Creating a website seemed to be the perfect way to continue and expand my academic research and teaching interests in unconventional (there-fore innovative) transport concepts and their potential applications. It offered the possibility of interacting with thousands of people instead of just a few. The focus on innovative technologies that appear to offer potential for both people and freight mobility needs within major urban regions (i.e. intraurban travel). This is where the most acute problems of accidents, congestion and air pollution have arisen and are continuing to grow rapidly in all of the world’s major cities. All of the technologies on his website share some important attributes. Nearly all are electrically propelled, all are either fully- or partially-automated using some form of computerized control and nearly all utilize some type of exclusive, often elevated, guideway. They all have the potential to be financed, built and operated by either public agencies or private companies or through some type of public-private partnership. The scope was limited to small companies and individual inventors whose concepts offered some compelling attributes but lacked visibility and significant levels of development funding. The materials on passenger systems provided at this site have been grouped into three broad categories. The first includes technologies in which the vehicle is supported from below by an elevated or ground-level guideway. The second includes systems in which the vehicle is suspended from an elevated guideway. The third category includes a variety of related topics regarding the history, design, planning, deployment, information resources and overall, compara- tive assessments of the technologies included.

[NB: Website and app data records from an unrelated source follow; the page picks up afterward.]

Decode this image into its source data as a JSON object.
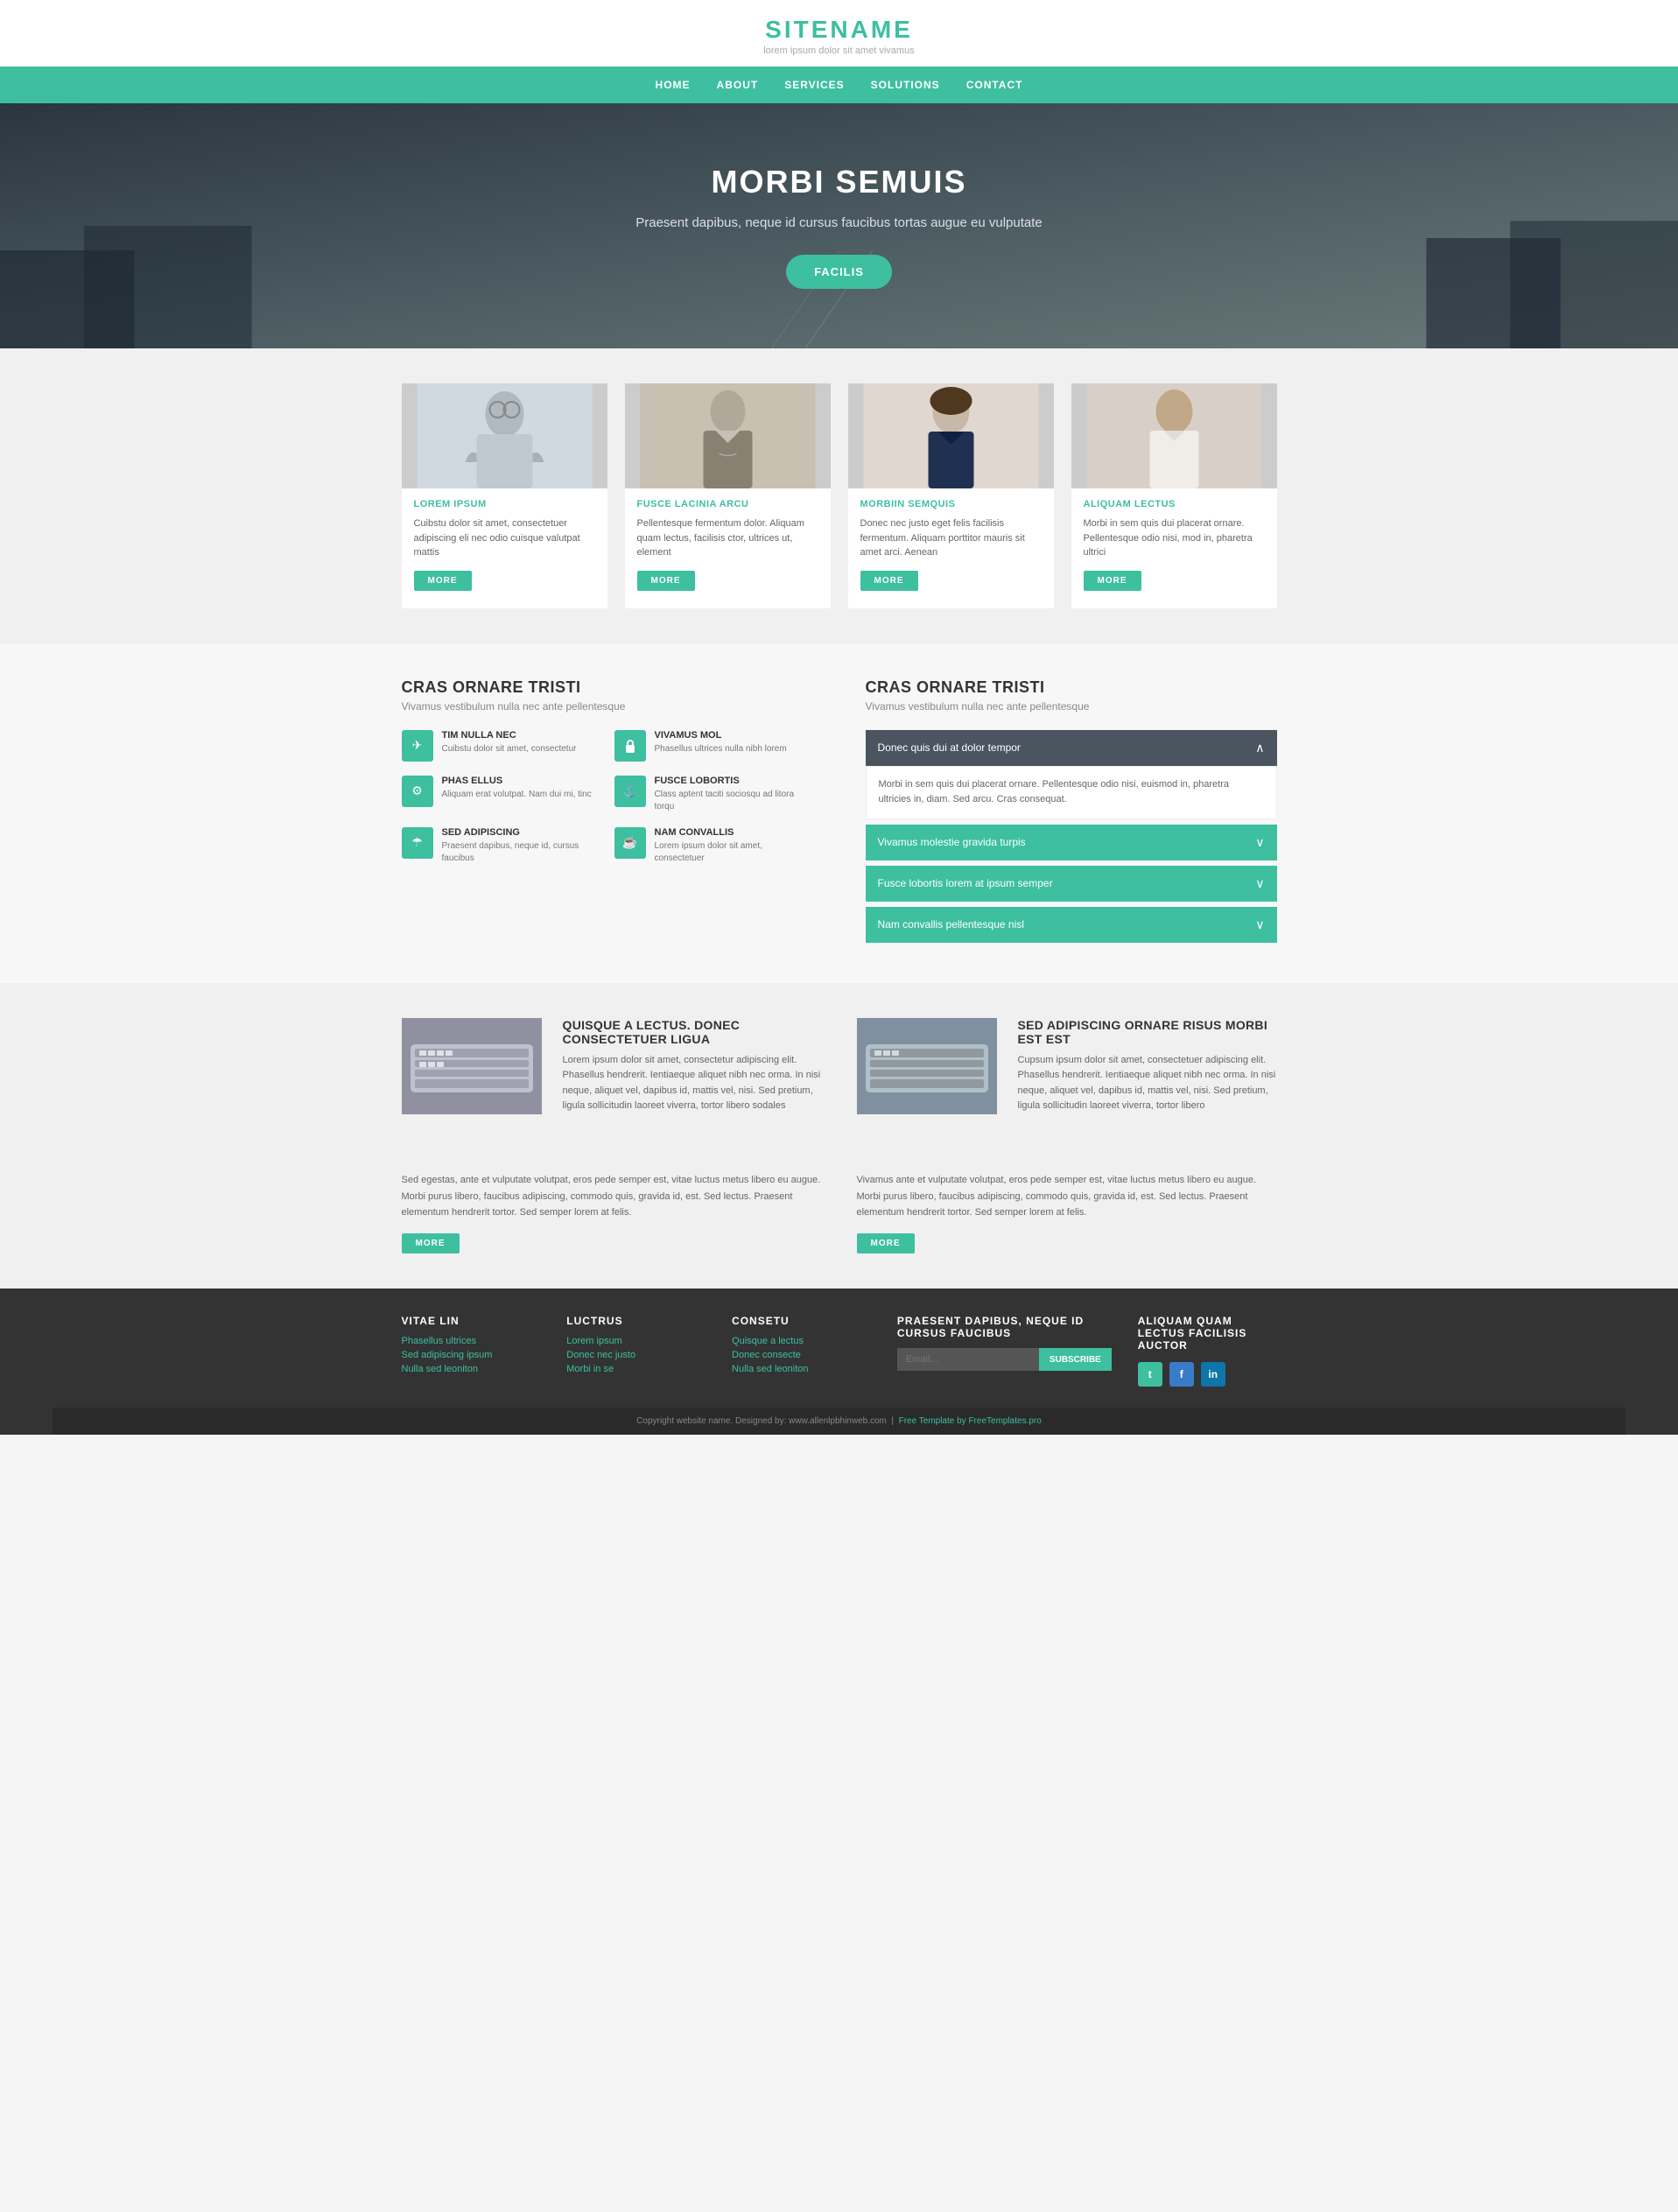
{
  "header": {
    "site_title": "SITENAME",
    "tagline": "lorem ipsum dolor sit amet vivamus"
  },
  "nav": {
    "items": [
      "HOME",
      "ABOUT",
      "SERVICES",
      "SOLUTIONS",
      "CONTACT"
    ]
  },
  "hero": {
    "heading": "MORBI SEMUIS",
    "subtext": "Praesent dapibus, neque id cursus faucibus tortas augue eu vulputate",
    "cta_label": "FACILIS"
  },
  "cards": {
    "items": [
      {
        "title": "LOREM IPSUM",
        "text": "Cuibstu dolor sit amet, consectetuer adipiscing eli nec odio cuisque valutpat mattis",
        "btn": "MORE"
      },
      {
        "title": "FUSCE LACINIA ARCU",
        "text": "Pellentesque fermentum dolor. Aliquam quam lectus, facilisis ctor, ultrices ut, element",
        "btn": "MORE"
      },
      {
        "title": "MORBIIN SEMQUIS",
        "text": "Donec nec justo eget felis facilisis fermentum. Aliquam porttitor mauris sit amet arci. Aenean",
        "btn": "MORE"
      },
      {
        "title": "ALIQUAM LECTUS",
        "text": "Morbi in sem quis dui placerat ornare. Pellentesque odio nisi, mod in, pharetra ultrici",
        "btn": "MORE"
      }
    ]
  },
  "features_left": {
    "heading": "CRAS ORNARE TRISTI",
    "subheading": "Vivamus vestibulum nulla nec ante pellentesque",
    "items": [
      {
        "icon": "✈",
        "title": "TIM NULLA NEC",
        "text": "Cuibstu dolor sit amet, consectetur"
      },
      {
        "icon": "🔒",
        "title": "VIVAMUS MOL",
        "text": "Phasellus ultrices nulla nibh lorem"
      },
      {
        "icon": "⚙",
        "title": "PHAS ELLUS",
        "text": "Aliquam erat volutpat. Nam dui mi, tinc"
      },
      {
        "icon": "⚓",
        "title": "FUSCE LOBORTIS",
        "text": "Class aptent taciti sociosqu ad litora torqu"
      },
      {
        "icon": "☂",
        "title": "SED ADIPISCING",
        "text": "Praesent dapibus, neque id, cursus faucibus"
      },
      {
        "icon": "☕",
        "title": "NAM CONVALLIS",
        "text": "Lorem ipsum dolor sit amet, consectetuer"
      }
    ]
  },
  "features_right": {
    "heading": "CRAS ORNARE TRISTI",
    "subheading": "Vivamus vestibulum nulla nec ante pellentesque",
    "accordion": {
      "active_item": {
        "label": "Donec quis dui at dolor tempor",
        "body": "Morbi in sem quis dui placerat ornare. Pellentesque odio nisi, euismod in, pharetra ultricies in, diam. Sed arcu. Cras consequat."
      },
      "collapsed_items": [
        "Vivamus molestie gravida turpis",
        "Fusce lobortis lorem at ipsum semper",
        "Nam convallis pellentesque nisl"
      ]
    }
  },
  "content_blocks": {
    "block1": {
      "title": "QUISQUE A LECTUS. DONEC CONSECTETUER LIGUA",
      "text": "Lorem ipsum dolor sit amet, consectetur adipiscing elit. Phasellus hendrerit. Ientiaeque aliquet nibh nec orma. In nisi neque, aliquet vel, dapibus id, mattis vel, nisi. Sed pretium, ligula sollicitudin laoreet viverra, tortor libero sodales"
    },
    "block2": {
      "title": "SED ADIPISCING ORNARE RISUS MORBI EST EST",
      "text": "Cupsum ipsum dolor sit amet, consectetuer adipiscing elit. Phasellus hendrerit. Ientiaeque aliquet nibh nec orma. In nisi neque, aliquet vel, dapibus id, mattis vel, nisi. Sed pretium, ligula sollicitudin laoreet viverra, tortor libero"
    },
    "bottom_left": "Sed egestas, ante et vulputate volutpat, eros pede semper est, vitae luctus metus libero eu augue. Morbi purus libero, faucibus adipiscing, commodo quis, gravida id, est. Sed lectus. Praesent elementum hendrerit tortor. Sed semper lorem at felis.",
    "bottom_right": "Vivamus ante et vulputate volutpat, eros pede semper est, vitae luctus metus libero eu augue. Morbi purus libero, faucibus adipiscing, commodo quis, gravida id, est. Sed lectus. Praesent elementum hendrerit tortor. Sed semper lorem at felis.",
    "more_btn_left": "MORE",
    "more_btn_right": "MORE"
  },
  "footer": {
    "col1_title": "VITAE LIN",
    "col1_links": [
      "Phasellus ultrices",
      "Sed adipiscing ipsum",
      "Nulla sed leoniton"
    ],
    "col2_title": "LUCTRUS",
    "col2_links": [
      "Lorem ipsum",
      "Donec nec justo",
      "Morbi in se"
    ],
    "col3_title": "CONSETU",
    "col3_links": [
      "Quisque a lectus",
      "Donec consecte",
      "Nulla sed leoniton"
    ],
    "col4_title": "PRAESENT DAPIBUS, NEQUE ID CURSUS FAUCIBUS",
    "col4_placeholder": "",
    "col4_subscribe": "SUBSCRIBE",
    "col5_title": "ALIQUAM QUAM LECTUS FACILISIS AUCTOR",
    "social": [
      "t",
      "f",
      "in"
    ],
    "copyright": "Copyright website name. Designed by: www.allenlpbhinweb.com",
    "free_template": "Free Template by FreeTemplates.pro"
  }
}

The ITT website has attracted visitors from around the globe who are studying or working in a wide variety of fields such as urban planning, environmental protection/enhancement, real estate development, intermodal passenger and freight transportation planning, intelligent transportation systems planning, transit systems design and planning, architecture, auto-free cities and sustainable transportation advo- cates. The content of the website is not highly technical and provides considerable attention to the many non-technical issues that often present very significant barriers to their proponents. Some important his- tory has been included to help minimize the tendency among inventors and young people to reinvent the wheel. These transportation systems offer the potential for reducing auto-dependence and urban conges- tion which is a goal of great importance if we are ever to achieve more sustainable, resilient and adaptive cities and economies – worldwide. There is much to do to help prepare our cities to deal with the adver- sities due to global climate change and the necessary transition to 100% renewable energy sources. Continued work needs to be done to improve the energy efficiency attributes of the transport sector during this transition into fully automated transportation. We can all work together to achieve more livable and sustainable cities.
By Assistant Professor Shannon McDonald, AIA